On Friday, Circuit Judge Renee Roche in Orlando listened to assistant public defenders argue on behalf of three drug defendants but ran out of time and asked them to come back.
On Thursday, Circuit Judge Debra S. Nelson in Sanford held five hearings and said she would rule next week.
“I’m certain that any legitimate defense attorney would be raising it in all their drug cases,” said Bill Ponell, president of the Central Florida Association of Criminal Defense Attorneys.
Orange-Osceola Public Defender Robert Wesley said his lawyers would.
“It’ll be like dominoes,” he said.
Prosecutors say Scriven’s ruling may be persuasive but that it should have no impact on state courts. They are required to follow the rulings of Florida’s district courts of appeal and Florida Supreme Court — not a U.S. district judge.
“We believe the law that we’ve followed for many years is the proper law now,” said William Eddins, state attorney in Escambia and three other Panhandle counties and president of the Florida Prosecuting Attorneys Association.
According to defense attorneys, the Florida Legislature created the problem in 2002, when it added three paragraphs to the state’s drug statute.
Its sponsors included Allan G. Bense of Panama City, who would become House speaker in two years; Gus Bilarikis of Palm Harbor, now a member of Congress; and Dan Gelber of Miami Beach, a former federal prosecutor.
Bense did not return a phone call Friday. Bilirakis was in Israel and unavailable for comment, and Gelber doesn’t remember the legislation, he wrote in an email Friday.
The change, defense attorneys contend, has turned innocent acts into felonies.
They cite the case of Williams, the Sanford woman who was carrying the pills of a friend, and another man — not related to her — Robert Edward Williams, 44, of Longwood.
He went on trial last month in Sanford, charged with possession of a controlled substance — one alprazolam pill, an anti-anxiety medicine.

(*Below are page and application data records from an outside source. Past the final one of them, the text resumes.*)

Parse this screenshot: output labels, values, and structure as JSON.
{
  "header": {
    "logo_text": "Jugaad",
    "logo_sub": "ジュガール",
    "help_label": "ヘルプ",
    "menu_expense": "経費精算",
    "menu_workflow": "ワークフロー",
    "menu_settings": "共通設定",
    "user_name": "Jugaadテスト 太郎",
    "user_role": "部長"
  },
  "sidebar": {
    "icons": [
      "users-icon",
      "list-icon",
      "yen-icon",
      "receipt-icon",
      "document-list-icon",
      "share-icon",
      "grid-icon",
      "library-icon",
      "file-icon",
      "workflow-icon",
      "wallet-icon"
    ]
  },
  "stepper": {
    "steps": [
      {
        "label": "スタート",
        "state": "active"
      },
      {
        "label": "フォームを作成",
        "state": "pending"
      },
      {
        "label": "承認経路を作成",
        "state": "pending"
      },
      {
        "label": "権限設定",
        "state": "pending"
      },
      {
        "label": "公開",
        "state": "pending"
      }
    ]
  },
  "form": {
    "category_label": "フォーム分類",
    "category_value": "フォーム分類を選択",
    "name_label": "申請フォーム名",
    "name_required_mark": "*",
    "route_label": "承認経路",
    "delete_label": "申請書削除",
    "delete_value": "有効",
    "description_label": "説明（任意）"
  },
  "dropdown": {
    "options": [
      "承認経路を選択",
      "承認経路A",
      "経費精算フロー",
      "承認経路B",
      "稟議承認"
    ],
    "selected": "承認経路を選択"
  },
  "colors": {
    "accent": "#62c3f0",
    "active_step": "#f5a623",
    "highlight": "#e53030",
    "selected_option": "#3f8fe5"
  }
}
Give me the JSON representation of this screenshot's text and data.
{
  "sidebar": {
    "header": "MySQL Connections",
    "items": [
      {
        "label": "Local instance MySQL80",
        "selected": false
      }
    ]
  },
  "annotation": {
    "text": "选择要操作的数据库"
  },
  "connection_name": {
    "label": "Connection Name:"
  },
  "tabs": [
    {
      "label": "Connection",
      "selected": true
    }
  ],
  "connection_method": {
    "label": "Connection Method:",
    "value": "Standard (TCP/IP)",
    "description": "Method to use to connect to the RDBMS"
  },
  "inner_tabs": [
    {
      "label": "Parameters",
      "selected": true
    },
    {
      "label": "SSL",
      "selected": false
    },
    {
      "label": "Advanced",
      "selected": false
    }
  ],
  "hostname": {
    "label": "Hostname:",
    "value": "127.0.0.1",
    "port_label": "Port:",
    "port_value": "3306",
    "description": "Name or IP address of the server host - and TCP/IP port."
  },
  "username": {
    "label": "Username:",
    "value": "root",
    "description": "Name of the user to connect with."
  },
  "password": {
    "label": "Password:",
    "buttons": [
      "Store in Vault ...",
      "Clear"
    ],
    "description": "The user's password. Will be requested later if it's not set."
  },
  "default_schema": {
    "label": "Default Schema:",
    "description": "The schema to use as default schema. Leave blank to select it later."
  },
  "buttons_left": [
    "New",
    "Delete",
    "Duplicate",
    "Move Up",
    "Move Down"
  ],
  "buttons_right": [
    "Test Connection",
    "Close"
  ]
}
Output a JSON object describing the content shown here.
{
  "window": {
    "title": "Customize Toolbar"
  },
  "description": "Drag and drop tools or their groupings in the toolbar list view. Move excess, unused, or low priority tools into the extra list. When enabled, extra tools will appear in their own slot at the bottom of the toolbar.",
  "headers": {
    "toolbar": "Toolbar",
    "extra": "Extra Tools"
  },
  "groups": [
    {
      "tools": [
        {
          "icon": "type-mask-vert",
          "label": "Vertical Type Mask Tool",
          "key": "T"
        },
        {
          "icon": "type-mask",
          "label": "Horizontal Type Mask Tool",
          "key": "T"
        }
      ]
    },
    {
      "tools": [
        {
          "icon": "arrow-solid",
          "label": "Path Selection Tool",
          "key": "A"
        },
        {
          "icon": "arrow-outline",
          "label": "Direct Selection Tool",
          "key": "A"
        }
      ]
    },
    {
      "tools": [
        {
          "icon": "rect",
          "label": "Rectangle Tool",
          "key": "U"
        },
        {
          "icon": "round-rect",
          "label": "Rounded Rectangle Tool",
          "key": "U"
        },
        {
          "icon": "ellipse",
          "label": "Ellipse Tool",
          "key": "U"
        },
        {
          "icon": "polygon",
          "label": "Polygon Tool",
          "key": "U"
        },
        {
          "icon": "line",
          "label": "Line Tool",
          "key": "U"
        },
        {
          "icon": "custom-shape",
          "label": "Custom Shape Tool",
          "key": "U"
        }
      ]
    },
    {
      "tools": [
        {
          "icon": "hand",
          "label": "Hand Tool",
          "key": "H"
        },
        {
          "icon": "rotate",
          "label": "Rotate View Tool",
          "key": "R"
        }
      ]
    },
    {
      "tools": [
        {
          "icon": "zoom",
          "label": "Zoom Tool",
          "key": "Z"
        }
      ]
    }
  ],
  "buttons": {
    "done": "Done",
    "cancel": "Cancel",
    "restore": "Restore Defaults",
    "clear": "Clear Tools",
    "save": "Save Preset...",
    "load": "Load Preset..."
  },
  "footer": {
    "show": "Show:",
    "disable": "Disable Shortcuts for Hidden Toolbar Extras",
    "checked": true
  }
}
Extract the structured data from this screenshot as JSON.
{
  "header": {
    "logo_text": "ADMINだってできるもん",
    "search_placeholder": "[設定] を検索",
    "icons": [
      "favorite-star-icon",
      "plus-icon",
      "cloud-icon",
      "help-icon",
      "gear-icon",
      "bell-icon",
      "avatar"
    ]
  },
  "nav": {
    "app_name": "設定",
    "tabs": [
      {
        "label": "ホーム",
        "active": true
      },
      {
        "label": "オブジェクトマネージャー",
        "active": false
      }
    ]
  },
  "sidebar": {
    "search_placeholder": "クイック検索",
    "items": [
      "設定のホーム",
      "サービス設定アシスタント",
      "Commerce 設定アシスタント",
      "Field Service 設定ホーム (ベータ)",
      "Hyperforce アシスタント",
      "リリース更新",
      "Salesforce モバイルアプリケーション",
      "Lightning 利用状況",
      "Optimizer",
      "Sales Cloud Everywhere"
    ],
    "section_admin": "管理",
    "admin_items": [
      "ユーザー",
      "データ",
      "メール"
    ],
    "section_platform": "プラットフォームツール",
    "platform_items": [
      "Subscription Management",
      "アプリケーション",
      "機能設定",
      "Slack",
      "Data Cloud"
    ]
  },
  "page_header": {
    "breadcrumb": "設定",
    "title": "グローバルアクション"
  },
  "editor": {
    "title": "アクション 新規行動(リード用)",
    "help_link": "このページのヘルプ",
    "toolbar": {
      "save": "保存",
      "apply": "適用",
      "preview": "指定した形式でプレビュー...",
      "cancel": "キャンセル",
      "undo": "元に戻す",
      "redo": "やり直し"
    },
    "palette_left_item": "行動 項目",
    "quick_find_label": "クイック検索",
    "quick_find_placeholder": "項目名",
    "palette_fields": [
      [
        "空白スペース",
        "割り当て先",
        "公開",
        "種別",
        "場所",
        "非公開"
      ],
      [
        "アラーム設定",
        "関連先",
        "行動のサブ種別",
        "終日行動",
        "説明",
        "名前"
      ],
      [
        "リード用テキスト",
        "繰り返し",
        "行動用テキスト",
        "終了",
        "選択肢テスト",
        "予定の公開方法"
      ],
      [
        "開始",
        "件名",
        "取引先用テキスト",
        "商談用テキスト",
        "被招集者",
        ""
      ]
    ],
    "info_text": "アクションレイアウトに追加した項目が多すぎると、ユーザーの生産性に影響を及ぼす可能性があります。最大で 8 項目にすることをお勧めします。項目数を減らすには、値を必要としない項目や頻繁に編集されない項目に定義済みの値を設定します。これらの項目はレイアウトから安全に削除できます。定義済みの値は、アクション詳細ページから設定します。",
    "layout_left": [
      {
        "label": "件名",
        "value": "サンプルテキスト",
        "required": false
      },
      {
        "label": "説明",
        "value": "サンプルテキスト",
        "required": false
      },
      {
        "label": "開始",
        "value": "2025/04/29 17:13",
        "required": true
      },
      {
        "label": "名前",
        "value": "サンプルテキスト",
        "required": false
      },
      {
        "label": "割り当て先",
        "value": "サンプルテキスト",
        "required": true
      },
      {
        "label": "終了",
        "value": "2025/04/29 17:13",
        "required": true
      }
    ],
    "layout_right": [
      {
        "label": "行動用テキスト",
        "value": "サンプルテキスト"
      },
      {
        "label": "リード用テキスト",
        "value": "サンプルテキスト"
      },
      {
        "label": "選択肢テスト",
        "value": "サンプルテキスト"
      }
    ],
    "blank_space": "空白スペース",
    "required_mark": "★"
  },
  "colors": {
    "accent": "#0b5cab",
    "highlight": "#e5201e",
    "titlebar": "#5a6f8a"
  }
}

He had a prescription for it, but because he had put it in a pill bottle with a different label, he was arrested, jailed and prosecuted, according to court records.
Judge Nelson halted the trial and dismissed the charge.
Assistant Public Defender Alpheus Parsons represented Williams.
“I think that’s crazy,” he argued. “The law can’t be like that.”
The Florida Attorney General’s Office plans to appeal Scriven’s and Hirsch’s rulings, said Eddins.